Again, as you feel led, I invite you to offer in the chat or to speak aloud the names of the water source in which you were baptized. It’s okay if you don’t know the watershed area/name; a local creek, river, pond, or lake whose name you know is a part of the intersecting threads of the waterways and is also welcome!

[allow time for people to offer water sources]

One: God of all places,
Remembering our baptismal waters,
we receive the gift of water before us,
and we drink in gratitude for the creeks, rivers, ponds, lakes, oceans, and the deep, hidden waters that nourish our spiritual journeys.



The Waters of Our Beloved Community

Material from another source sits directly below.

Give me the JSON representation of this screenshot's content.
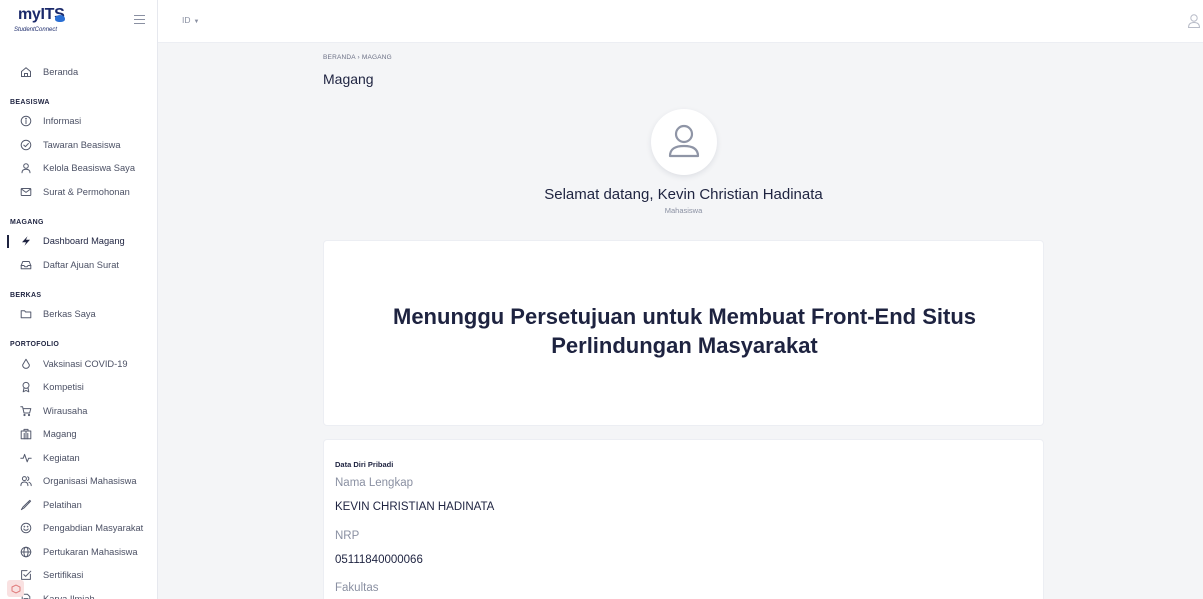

And finally, surrounded by the memories of our ancestors, of our baptisms, and the waters that have brought us to this point, we bring our attention to the present. We open our hearts to the waters that sustain us and the Beloved Community of our ecosystems. We pause to recognize that since time immemorial, and during white colonization and occupation of this land, each of our watersheds has been stewarded by Indigenous peoples of Turtle Island. We likely have different roles in this story, but we share this day a mutual hope for the health of this water. In faith, we envision a future with clean water for generations to come.

I invite you, as you feel led, to share aloud or in the chat the names of the Indigenous peoples who currently or historically stewarded the waters where you live. It’s okay if you do not know the names of the Indigenous peoples at this time. You may also share an intention for your relationship with water or your watershed.

[allow time for people to offer Indigenous people groups & intentions]

Before we pause this final time to give thanks, I wanted to note that we’ll have a few moments to drink our water/tea/coffee together while listening to the song Take Me to the Water, performed by the Blind Boys of Alabama. Feel free to let the music move you and your body, even as you drink, if the Spirit so inspires.  

One: Source and Sustainer,
Remembering the waters that quench our present thirst,
we receive the gift of water before us,
and we drink in gratitude for those who steward it today with a hope for the future.

Friends, take this water and drink. Taste and see that it is good!

Song: Take Me To the Water


Receive this blessing.

One: God’s love flows through the water
and that love now flows through us,
into our communities and into our earth,
refreshing, renewing, and transforming us all.

*Roberta J. Egli, “Prayer of Blessing Water,” for Reconciling Ministries Worship at General Conference, Pittsburgh, 2004.